  1. AOL’s ascension, Yahoo Finance’s continued domination, Google Finance tweaks:  Now that AOL has fully cut the cord from Time Warner after opening up the portal, it’s got to fend for itself.  AOL Money’s new incarnation is DailyFinance, a formidable offering worthy of investor eyeballs.  DailyFinance is the crux around which AOL has woven its numerous niche sites, like financial blogging site BloggingStocks and personal finance site, WalletPop.  Look to AOL to get its ship in order and move up the traffic charts.  Yahoo Finance, barring a sale of the tech firm, will continue to dominate, without really any changes to the platform.  They’re pretty much on cruise control but will still get the vast majority of financial traffic.  Google Finance will still suffer from lack of attention but the search firm will turn its sites on generating traffic to the fledgling site given the fact that CPMs are high in the financial vertical.
  2. Consolidation in the brokerage industry: While many of the old-school online brokers (what a weird expression) are still wary of the changes social media has ushered in to online finance, a couple of the startups in the field (Zecco, TradeKing, TradeMonster) understand it very well.  I think you’ll see the big boys make a small tuck-in acquisition of one or two of these players and continue to run them under their own brand.  An acquisition would be  a relatively inexpensive laboratory for the big brokers to begin to get a feel for the second generation online trading environments.
  3. Small RIAs begin to adopt expert communities in greater numbers: Covestor and kaChing offer asset managers an alternative distribution mechanism to bring in assets.  Through a transparent trading platform and encouraged blogging, expert communities provide a business model to the financial blogosphere as participants get paid by investors to mirror their trading activity in their own brokerage accounts.
  4. Howard Lindzon does it again: StockTwits gets an offer for $25 howard_stocktwitsmillion — I’m not convinced he accepts it or where the offer comes from, but his winning streak continues.
  5. SeekingAlpha raises another round of financing: On top of the round they just raised, the financial content aggregator will go to the till to raise more funds as profitability remains somewhat elusive and management gets aggressive about growth.
  6. Reuters buys Wikinvest: Reuters understands branded content (a wikinvestla Felix Salmon and recent purchase of Breaking Views) but also understands the power of social media.  Wikinvest would be an interesting addition to the recent rollout of sweet, new Reuters.com.
  7. Jim Cramer and TheStreet.com left with few options: TheStreet.com sees revenues decrease and isn’t able to find a buyer or strategic investor.  Their blend of freemium content doesn’t resonate well with the public and they continue to struggle to find footing.  While current columnists won’t see the whupping that Dykstra took this year, the firm prepares for bankruptcy in 2011.

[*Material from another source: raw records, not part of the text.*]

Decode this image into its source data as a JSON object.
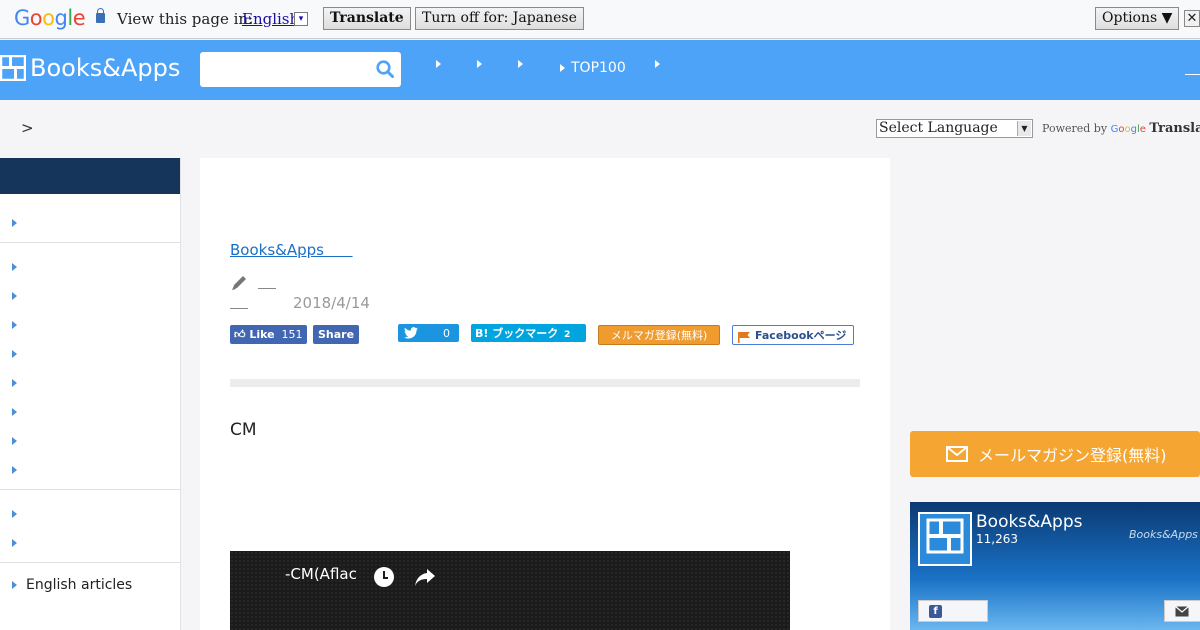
{
  "translate_bar": {
    "logo": [
      "G",
      "o",
      "o",
      "g",
      "l",
      "e"
    ],
    "prompt": "View this page in:",
    "language": "English",
    "dropdown_glyph": "▾",
    "translate_label": "Translate",
    "turn_off_label": "Turn off for: Japanese",
    "options_label": "Options ▼",
    "close_glyph": "✕"
  },
  "header": {
    "logo_text": "Books&Apps",
    "search_placeholder": "",
    "nav": [
      "",
      "",
      "",
      "TOP100",
      ""
    ]
  },
  "breadcrumb": {
    "separator": ">"
  },
  "translate_widget": {
    "select_label": "Select Language",
    "arrow": "▼",
    "powered_by": "Powered by",
    "google": "Google",
    "translate": "Translate"
  },
  "sidebar": {
    "bottom_item": "English articles"
  },
  "article": {
    "category_link": "Books&Apps",
    "date": "2018/4/14",
    "share": {
      "fb_like": "Like",
      "fb_count": "151",
      "fb_share": "Share",
      "tw_count": "0",
      "hatena": "B! ブックマーク",
      "hatena_count": "2",
      "mailmag": "メルマガ登録(無料)",
      "facebook_page": "Facebookページ"
    },
    "body_text": "CM",
    "video_title": "-CM(Aflac"
  },
  "right": {
    "mail_button": "メールマガジン登録(無料)",
    "fb_page_name": "Books&Apps",
    "fb_page_count": "11,263",
    "fb_watermark": "Books&Apps"
  },
  "colors": {
    "header_blue": "#4da3f7",
    "sidebar_navy": "#16355a",
    "accent_orange": "#f5a532"
  }
}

  8. Bloomberg, Bloomberg, Bloomberg: Bloomberg fires on all cylinders.  As it continues to own the institutional space, with BusinessWeek in tow, Bloomberg gets serious about retail financial/business content.  They hire more than 5 people to run Bloomberg.com and they make other smart, strategic acquisitions to pimp out their portfolio of properties.  For a firm that gets so little of online finance traffic (I think last numbers were less than 5% of online finance traffic), they have a long runway ahead of them.
  9. James Altucher becomes  the man: Blending smarts with a good altucher_dailyfinance_blogwatchsense of humor, Altucher is on his way to ubiquity with great positioning in the WSJ, RealMoney, and AOL’s DailyFinance. Look to see more of Altucher’s market commentary and stock picks.  By the end of 2010, Altucher will launch his own mutual fund as he goes retail.

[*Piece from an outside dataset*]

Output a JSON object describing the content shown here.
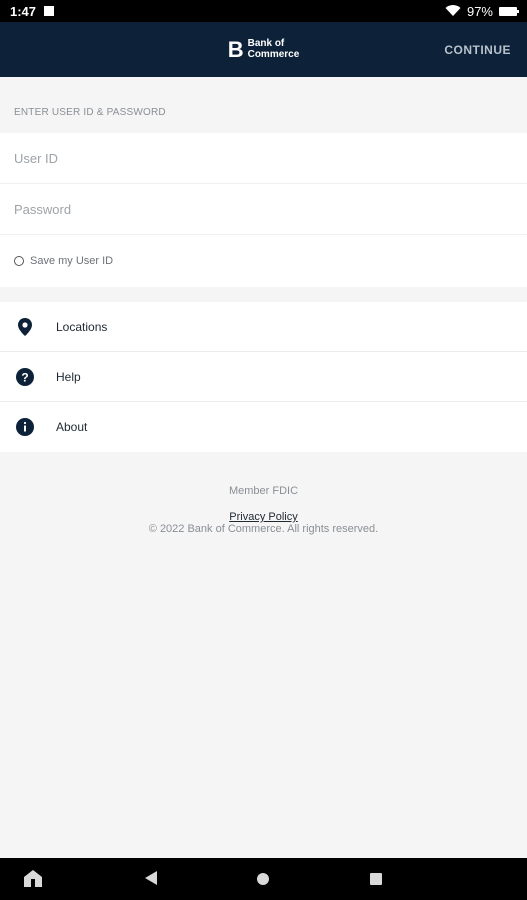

  10. Maria Bartiromo and Tiger Woods: 2010 will reveal that the queen of CNBC will have traveled with Tiger on his private jet numerous times with no chaperon.  Well, not really.  But who hasn’t been with Tiger…

Wishing everyone a great holiday season and a prosperous 2010.  It can only get better from here (I hope).